In 1995, Philip took up a British stereotype that Scots enjoy a drink or two, to ask a Scottish driving instructor: "How do you keep the natives off the booze long enough to pass the test?"
In 1996, he was interviewed on BBC radio as the UK government was about to ban ownership of handguns bigger than a .22 caliber. The measure followed the school massacre in Dunblane, Scotland, in which 16 children were killed. He expressed his sympathy to victims' families but questioned the planned restriction: "If a cricketer, for instance, suddenly decided to go into a school and batter a lot of people to death with a cricket bat, which he could do very easily ... I mean are you going to ban cricket bats?"
During a 1998 official visit to a British student who had been trekking in Papua New Guinea, Prince Philip (pictured here in 2007) asked: "You managed not to get eaten, then?" in an apparent reference to the historic belief that cannibalism had been practiced on the South Pacific islands.

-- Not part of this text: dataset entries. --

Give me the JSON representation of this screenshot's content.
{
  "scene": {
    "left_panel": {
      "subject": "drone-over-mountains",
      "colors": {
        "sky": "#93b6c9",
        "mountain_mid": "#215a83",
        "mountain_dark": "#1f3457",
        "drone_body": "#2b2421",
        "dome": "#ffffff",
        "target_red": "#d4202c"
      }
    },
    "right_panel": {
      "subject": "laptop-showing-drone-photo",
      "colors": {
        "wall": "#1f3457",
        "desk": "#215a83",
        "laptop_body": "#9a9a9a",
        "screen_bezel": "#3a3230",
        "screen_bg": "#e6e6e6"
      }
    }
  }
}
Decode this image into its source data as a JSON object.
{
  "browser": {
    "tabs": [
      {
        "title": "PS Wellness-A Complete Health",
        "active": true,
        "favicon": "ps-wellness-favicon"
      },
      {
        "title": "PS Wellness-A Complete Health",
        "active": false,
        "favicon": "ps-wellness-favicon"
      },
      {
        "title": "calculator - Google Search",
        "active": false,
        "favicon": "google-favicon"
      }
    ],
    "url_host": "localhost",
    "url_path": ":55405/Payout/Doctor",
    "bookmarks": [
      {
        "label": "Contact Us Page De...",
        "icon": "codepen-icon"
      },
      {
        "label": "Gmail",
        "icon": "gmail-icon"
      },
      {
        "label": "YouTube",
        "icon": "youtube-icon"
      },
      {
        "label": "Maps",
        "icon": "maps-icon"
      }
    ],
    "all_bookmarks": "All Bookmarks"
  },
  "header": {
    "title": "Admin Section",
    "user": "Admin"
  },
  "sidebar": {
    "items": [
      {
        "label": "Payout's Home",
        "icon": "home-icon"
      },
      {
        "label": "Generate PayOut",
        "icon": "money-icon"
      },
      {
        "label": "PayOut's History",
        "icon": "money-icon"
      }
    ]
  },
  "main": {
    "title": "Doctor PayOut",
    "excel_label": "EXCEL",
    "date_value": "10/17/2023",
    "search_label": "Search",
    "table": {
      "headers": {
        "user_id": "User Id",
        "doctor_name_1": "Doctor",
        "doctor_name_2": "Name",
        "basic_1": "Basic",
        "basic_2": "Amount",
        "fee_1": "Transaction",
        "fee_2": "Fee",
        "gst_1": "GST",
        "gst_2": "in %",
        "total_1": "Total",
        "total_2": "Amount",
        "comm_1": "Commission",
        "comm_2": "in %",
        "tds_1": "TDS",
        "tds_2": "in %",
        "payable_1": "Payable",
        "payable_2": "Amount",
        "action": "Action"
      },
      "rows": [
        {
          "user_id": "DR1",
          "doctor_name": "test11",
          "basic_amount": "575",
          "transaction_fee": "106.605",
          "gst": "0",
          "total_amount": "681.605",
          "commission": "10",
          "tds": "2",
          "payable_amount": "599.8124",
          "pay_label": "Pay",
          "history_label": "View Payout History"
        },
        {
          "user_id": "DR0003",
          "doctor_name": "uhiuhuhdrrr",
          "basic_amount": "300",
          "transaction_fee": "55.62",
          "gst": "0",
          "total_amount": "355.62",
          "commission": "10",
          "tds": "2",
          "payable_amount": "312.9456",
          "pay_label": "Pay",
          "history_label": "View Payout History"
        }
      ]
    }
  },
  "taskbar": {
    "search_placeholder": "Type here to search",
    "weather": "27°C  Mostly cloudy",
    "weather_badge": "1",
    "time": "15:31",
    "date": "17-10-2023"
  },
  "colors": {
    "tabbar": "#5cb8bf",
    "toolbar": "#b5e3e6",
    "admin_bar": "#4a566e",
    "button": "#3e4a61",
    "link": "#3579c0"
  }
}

In 2002, he shocked a Bangladeshi teenager at a London youth club by saying the 14-year-old "looks as if he is on drugs." Pictured: The Queen and the Duke wave goodbye at the Vancouver airport on Oct. 8, 2002.
The same year, Philip reportedly asked British Indian Labor MP Parmjit Dhanda -- a former student and trade union official -- what he did before becoming a politician, and then commenting: "So you didn't do anything then." Pictured: Queen Elizabeth II and Prince Philip in the Royal Carriage in 2005.
Also in 2002, he is reported to have asked Australian Aborigines: "Do you still throw spears at each other?" Pictured: The Duke attends the Royal Windsor Horse Show May 13, 2012.
In 2003, Queen Elizabeth II and Prince Philip went to open the Commonwealth Heads of Government Meeting (CHOGM) in Abuja, Nigeria. It was the Queen's first visit in 47 years. Greeted by Nigeria's then-President Olusegun Obasanjo, who was wearing traditional robes, Philip quipped: "You look like you're ready for bed."
In 2009, he told an Indian executive named Atul Patel: "There's a lot of your family here tonight," after seeing his name badge during a Buckingham Palace reception to honor 400 influential British Indians. Patel is a common surname in India.
Prince Philip's 90th birthday in 2011 prompted newspapers to match his years with an equivalent list of faux pas. Pictured: The Duke received ear defenders as a birthday present from the 'Action on Hearing Loss' charity, at a reception at Buckingham Palace on June 10, 2011, in London.
In the House of Commons, then-prime minister David Cameron (pictured at left) also paid tribute to the Prince as "a king among characters." "Humor is a great part of British life and we thank the Duke for his unique contribution."